Luke 13:1-5 “There were present at that season some that told him of the Galileans, whose blood Pilate had mingled with their sacrifices. And Jesus answering said unto them, Do you suppose that these Galileans were sinners above all the Galileans, because they suffered such things? I tell you, No: but, unless you repent, you shall all likewise perish. Or those eighteen, upon whom the tower in Siloam fell, and killed them, do you think that they were sinners above all men that lived in Jerusalem? I tell you, No: but, unless you repent, you shall all likewise perish.”
Jesus says here that not all calamities are personal judgment from God. He then adds that since all men and women are sinners, there is a judgment coming on those who do not repent. As my daughter, “Undone: Stepping into Simplicity”, said, “Why would God single out Japan for harsh judgment more than anyone else?”
The story of Job tells of an individual who suffered from one hideous catastrophe to another until he had lost everything and everyone he loved except for his wife. His “friends” insisted that Job must have committed some horrible sin for God to punish him so severely. They were so wrong. God never did tell Job the why; He just showed Job that unless he could understand the mind of God, he had no business even asking why.
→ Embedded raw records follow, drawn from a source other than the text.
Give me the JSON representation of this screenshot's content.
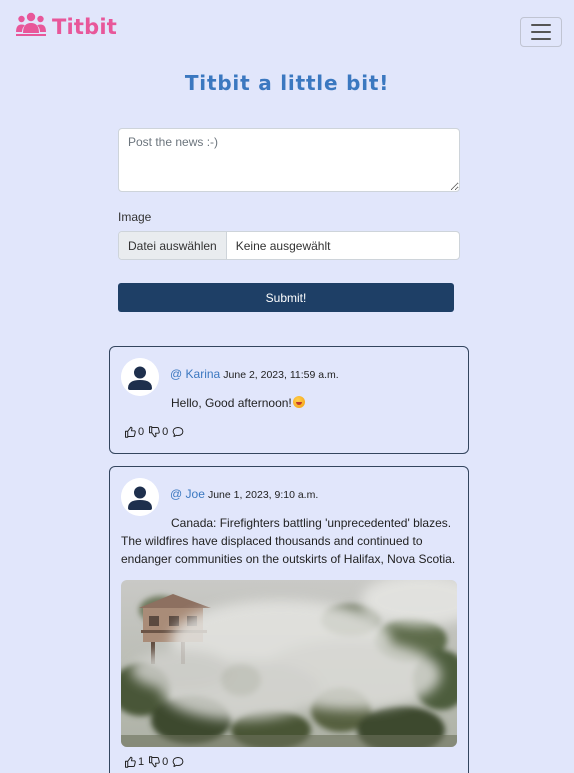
{
  "navbar": {
    "brand": "Titbit",
    "brand_icon": "users-icon",
    "toggler_icon": "hamburger-menu-icon"
  },
  "header": {
    "title": "Titbit a little bit!"
  },
  "form": {
    "textarea_placeholder": "Post the news :-)",
    "image_label": "Image",
    "file_button": "Datei auswählen",
    "file_status": "Keine ausgewählt",
    "submit_label": "Submit!"
  },
  "posts": [
    {
      "author": "@ Karina",
      "date": "June 2, 2023, 11:59 a.m.",
      "text": "Hello, Good afternoon!",
      "likes": "0",
      "dislikes": "0",
      "has_emoji": true
    },
    {
      "author": "@ Joe",
      "date": "June 1, 2023, 9:10 a.m.",
      "text": "Canada: Firefighters battling 'unprecedented' blazes. The wildfires have displaced thousands and continued to endanger communities on the outskirts of Halifax, Nova Scotia.",
      "likes": "1",
      "dislikes": "0",
      "image": "wildfire-smoke-photo"
    }
  ],
  "colors": {
    "background": "#e1e6fb",
    "brand": "#e8579a",
    "title": "#3b78c0",
    "submit": "#1e3f66",
    "link": "#3b78c0"
  }
}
In Romans 8, Paul speaks of the fact that all of creation continues to to suffer due to the corruption of sin working in the world. I understand that these “natural disasters” are the result of this corruption. God may certainly use them in whatever way He will. In the absence of any other indication, I believe it is an opportunity for me to pray, a reminder for me to “examine myself” so that my life is right with God. Second, I should be praying for God’s mercy and grace on the survivors of a catastrophe, that they might experience God’s loving kindness, and find life and peace in Jesus.
So, what is your response to natural disasters? Other views than mine are welcome as long as they are stated respectfully.
The idea for this blog post was sparked at ILJ Boards